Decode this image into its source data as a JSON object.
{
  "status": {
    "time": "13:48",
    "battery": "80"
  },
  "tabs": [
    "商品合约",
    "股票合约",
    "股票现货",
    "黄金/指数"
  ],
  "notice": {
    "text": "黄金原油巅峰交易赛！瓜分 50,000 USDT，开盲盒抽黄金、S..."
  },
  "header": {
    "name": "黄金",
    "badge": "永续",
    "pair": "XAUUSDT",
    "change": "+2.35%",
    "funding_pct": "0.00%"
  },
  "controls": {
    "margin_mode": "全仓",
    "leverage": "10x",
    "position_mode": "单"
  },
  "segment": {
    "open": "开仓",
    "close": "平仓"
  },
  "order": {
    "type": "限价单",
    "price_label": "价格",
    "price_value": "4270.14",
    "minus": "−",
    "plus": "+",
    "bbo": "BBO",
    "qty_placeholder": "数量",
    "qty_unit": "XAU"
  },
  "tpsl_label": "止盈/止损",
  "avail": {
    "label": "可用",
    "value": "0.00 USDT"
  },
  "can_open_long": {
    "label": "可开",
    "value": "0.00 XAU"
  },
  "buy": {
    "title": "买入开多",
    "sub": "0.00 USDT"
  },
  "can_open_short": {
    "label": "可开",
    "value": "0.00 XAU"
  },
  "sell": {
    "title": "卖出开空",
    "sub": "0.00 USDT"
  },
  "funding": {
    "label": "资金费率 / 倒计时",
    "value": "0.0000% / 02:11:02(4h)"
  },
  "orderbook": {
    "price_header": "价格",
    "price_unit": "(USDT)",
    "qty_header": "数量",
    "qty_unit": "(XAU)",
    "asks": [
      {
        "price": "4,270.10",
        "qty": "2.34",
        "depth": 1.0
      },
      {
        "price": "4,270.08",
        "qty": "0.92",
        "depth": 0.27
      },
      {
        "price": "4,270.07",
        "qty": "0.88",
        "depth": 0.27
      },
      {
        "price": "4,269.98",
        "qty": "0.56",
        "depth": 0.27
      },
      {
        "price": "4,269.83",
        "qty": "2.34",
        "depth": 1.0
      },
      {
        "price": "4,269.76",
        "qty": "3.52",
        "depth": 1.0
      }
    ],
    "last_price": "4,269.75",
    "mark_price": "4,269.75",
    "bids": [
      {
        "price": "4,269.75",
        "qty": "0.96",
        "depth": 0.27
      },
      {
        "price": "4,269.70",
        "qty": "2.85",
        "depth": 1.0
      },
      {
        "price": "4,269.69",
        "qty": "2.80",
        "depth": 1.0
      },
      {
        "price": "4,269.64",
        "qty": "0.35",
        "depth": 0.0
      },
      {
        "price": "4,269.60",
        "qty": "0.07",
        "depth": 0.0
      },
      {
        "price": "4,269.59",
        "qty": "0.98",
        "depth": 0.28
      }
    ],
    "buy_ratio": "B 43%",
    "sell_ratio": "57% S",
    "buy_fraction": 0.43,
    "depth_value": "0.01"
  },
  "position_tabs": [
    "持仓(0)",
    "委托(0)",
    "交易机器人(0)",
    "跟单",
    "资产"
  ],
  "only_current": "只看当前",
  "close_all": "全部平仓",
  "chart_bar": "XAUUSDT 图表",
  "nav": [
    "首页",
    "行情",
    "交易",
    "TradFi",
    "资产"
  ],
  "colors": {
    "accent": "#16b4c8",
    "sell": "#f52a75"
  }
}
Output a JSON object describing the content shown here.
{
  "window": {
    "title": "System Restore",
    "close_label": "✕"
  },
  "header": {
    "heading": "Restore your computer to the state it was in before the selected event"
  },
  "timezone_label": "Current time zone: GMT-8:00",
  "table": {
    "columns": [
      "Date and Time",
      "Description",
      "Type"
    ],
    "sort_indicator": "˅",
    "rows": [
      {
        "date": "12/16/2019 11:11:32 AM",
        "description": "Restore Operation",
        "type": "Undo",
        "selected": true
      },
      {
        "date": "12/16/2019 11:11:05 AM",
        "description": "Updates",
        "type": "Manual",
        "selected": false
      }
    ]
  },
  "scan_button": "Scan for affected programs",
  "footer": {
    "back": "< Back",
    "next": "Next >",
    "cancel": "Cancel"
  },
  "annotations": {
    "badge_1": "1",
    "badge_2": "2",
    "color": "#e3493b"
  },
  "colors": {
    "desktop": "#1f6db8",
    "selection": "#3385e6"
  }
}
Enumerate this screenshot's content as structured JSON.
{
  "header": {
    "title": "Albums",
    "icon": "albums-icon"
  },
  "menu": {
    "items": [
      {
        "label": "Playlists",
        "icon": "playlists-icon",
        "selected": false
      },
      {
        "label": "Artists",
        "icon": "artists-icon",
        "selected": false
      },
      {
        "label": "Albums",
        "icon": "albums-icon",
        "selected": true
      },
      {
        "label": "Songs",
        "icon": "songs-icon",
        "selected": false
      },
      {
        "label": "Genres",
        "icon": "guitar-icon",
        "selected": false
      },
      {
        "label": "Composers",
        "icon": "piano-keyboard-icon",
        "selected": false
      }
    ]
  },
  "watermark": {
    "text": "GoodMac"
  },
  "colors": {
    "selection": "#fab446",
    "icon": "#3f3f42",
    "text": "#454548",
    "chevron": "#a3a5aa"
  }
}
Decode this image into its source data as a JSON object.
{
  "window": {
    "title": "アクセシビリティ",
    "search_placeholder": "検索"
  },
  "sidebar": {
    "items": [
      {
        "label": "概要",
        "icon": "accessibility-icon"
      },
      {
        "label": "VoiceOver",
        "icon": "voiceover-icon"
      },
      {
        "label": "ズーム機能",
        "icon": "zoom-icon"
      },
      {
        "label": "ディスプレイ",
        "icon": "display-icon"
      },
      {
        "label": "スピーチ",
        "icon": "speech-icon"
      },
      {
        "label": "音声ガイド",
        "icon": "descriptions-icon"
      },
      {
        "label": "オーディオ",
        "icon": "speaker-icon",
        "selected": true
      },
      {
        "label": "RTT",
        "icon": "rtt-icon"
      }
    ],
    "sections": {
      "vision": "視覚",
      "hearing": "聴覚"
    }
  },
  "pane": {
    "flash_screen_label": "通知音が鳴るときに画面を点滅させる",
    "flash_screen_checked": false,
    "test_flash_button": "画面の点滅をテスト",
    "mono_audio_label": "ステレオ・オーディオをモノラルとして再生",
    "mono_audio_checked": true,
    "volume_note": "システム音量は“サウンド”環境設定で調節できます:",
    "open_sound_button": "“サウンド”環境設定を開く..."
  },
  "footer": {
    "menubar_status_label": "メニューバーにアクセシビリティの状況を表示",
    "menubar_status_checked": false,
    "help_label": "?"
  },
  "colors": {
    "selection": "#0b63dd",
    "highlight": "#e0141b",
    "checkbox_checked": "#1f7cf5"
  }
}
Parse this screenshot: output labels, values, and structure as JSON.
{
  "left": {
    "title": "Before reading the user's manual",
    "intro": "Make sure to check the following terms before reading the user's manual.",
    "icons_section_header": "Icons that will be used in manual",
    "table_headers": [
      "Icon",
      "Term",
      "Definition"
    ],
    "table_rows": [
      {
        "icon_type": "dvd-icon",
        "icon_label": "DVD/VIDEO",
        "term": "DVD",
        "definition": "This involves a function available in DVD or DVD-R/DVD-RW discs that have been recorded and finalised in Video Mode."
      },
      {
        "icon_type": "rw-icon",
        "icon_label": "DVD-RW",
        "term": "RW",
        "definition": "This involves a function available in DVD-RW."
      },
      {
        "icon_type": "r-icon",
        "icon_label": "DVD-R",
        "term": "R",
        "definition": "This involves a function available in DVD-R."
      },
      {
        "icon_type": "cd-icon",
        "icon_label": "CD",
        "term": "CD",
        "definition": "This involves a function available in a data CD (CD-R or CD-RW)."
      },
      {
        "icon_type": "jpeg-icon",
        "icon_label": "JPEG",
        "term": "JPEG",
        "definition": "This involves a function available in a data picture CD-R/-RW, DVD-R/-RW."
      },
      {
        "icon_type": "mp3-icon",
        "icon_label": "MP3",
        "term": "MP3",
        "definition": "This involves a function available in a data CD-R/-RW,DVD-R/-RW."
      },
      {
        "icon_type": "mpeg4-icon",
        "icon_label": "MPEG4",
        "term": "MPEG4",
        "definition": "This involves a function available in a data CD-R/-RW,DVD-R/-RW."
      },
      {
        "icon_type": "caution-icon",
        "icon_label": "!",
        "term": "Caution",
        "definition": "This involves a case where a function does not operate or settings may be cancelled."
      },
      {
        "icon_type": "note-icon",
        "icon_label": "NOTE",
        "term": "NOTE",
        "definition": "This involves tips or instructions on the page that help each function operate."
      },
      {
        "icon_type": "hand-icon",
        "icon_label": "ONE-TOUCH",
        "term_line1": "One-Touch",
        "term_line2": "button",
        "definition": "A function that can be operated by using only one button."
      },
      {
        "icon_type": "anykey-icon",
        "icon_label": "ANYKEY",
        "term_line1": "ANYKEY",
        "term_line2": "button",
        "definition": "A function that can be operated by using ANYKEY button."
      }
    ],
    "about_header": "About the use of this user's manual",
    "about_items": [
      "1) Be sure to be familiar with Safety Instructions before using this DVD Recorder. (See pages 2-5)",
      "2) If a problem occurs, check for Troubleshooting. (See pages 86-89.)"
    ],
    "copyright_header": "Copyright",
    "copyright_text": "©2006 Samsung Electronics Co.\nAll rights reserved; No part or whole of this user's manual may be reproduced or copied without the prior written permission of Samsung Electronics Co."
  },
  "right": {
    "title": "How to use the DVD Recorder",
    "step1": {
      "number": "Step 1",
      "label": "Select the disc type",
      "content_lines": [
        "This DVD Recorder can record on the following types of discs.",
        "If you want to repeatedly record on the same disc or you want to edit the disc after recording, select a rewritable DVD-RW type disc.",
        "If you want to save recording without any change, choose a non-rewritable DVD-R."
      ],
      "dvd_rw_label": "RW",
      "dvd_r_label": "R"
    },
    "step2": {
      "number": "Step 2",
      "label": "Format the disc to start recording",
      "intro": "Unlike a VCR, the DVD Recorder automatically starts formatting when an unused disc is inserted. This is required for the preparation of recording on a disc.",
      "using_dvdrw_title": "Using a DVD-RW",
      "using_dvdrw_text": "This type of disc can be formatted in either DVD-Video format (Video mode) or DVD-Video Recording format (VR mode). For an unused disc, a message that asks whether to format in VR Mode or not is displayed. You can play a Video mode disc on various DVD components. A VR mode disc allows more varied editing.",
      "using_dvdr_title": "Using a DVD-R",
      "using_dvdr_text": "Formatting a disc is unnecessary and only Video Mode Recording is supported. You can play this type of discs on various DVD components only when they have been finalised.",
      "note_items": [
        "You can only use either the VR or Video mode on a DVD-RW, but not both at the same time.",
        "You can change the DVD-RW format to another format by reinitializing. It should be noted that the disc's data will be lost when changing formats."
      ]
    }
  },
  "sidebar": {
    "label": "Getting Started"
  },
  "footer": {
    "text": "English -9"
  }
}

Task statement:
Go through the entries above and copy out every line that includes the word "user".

Reply:
    "title": "Before reading the user's manual",
    "intro": "Make sure to check the following terms before reading the user's manual.",
    "about_header": "About the use of this user's manual",
    "copyright_text": "©2006 Samsung Electronics Co.\nAll rights reserved; No part or whole of this user's manual may be reproduced or copied without the prior written permission of Samsung Electronics Co."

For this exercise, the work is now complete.